Concerning the Extra “We"

When I was six years old, a new sign sprang up on Highway 36 just before the turnoff to my home town.  There had always been a sign announcing the direction and the distance to a rural village we traveled through once a week on our way to Superior: “Lovell 7 Via County Road.”  But now there was another sign, larger and more elaborate, pointing the way to something called Lovewell Reservoir, which lay a mile or two farther up that same bumpy road that made your teeth rattle when you drove down it.  It seemed awfully coincidental that there should be two places situated so close together with almost, but not quite, the same name.

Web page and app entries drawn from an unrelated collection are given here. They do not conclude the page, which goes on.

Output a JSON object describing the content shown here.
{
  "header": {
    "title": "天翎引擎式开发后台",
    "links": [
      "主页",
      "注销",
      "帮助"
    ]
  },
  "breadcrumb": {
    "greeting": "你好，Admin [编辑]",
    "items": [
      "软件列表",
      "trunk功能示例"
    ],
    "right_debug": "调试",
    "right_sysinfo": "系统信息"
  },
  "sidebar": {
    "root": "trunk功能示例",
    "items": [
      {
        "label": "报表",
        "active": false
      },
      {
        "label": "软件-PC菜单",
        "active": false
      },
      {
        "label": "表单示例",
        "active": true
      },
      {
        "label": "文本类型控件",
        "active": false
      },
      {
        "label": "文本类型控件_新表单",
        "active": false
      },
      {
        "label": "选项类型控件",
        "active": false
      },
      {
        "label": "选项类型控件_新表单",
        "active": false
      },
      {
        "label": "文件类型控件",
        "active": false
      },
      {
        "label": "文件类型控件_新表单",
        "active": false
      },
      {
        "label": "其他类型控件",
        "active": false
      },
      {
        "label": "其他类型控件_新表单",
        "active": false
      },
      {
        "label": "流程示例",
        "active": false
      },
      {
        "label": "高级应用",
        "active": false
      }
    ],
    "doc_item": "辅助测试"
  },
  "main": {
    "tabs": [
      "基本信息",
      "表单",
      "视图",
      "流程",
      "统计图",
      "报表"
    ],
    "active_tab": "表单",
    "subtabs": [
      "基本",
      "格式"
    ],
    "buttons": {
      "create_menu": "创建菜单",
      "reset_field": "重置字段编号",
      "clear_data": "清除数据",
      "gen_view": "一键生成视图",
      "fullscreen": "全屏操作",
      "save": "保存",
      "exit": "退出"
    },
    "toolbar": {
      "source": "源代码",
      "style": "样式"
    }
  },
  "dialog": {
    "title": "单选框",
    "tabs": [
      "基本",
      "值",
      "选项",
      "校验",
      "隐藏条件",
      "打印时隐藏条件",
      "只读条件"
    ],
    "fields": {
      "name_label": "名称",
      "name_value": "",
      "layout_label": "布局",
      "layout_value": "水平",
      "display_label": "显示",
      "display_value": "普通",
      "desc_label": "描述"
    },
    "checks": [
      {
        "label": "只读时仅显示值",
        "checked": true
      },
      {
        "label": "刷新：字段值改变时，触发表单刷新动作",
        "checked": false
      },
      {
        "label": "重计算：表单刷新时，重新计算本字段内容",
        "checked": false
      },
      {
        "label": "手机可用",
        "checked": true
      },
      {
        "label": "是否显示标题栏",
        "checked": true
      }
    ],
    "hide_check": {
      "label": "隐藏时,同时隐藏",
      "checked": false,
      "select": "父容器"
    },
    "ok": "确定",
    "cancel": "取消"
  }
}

As long as I can remember, the name of the town and its pioneer namesake was always pronounced as if spelled Lovell, although people sometimes did throw in that extra half-syllable when talking about the reservoir, as if the town and the lake were named after different people.  As I delved into his story a few years back, it became apparent that Thomas Lovewell very often took pains to pronounce both syllables distinctly, because his surname is always spelled correctly in census records, and almost always on his Army forms.  His eldest daughter must have taken careful pronunciation to extremes because her name is rendered as “Julia Love Well” on her marriage record.  Although maps showing the location of Lovewell’s Fight often denote the body of water as “Lovel’s Pond,” it’s clear from the ballads sung about Thomas Lovewell’s great-great-grandfather, that Captain John Lovewell’s  family name was also pronounced with two distinct syllables.  “Of worthy Captain Lovell, I purpose now to sing…” simply can’t be sung.   

Despite the existence of generations of Lovell ancestors in England, I am told that the original English surname was actually Lovewell, a compound word which became contracted the way English compound words sometimes do, viz. ha’penny and ne’er-do-well.  After Robert Lovell brought his family to America, the family apparently wanted their half-syllable back, perhaps a way of cutting ties with Lovell family members involved in an English Civil War which was brewing about that time.  It’s only a guess.  Maybe it was just a way of signalling that they were making a new start.  In any case, Robert Lovell’s descendants in America are the Lovewells, and they have often had to fight tooth and nail for that extra “we,” and sometimes for the final “l” as well.

When Washington County Deputy Sheriff Charles Murdock cautiously tiptoed into Republic County during the height of Indian troubles in 1869, he penned a news item about a stop at “Lovel’s at White Rock.”  Excelsior colonists who ran into Thomas Lovewell in Jewell County earlier that spring wrote the folks back in New York that “deliverance came in the shape of an old frontier man, Lovel by name.”

And it wasn’t just strangers who sometimes misspelled the family name.  Forty-five years after Thomas Lovewell’s brother Christopher fell to enemy fire at Vicksburg, his widow wrote the Pension Bureau that she wished to apply “for Pension as widow of Christopher W Lovel.”  She may be forgiven for the lapse concerning her first husband.  By that time, Martha Jane Honts Lovewell Singleton Stone had a lifetime of memories competing for her attention. 


© Dale Switzer 2016  dale@lovewellhistory.com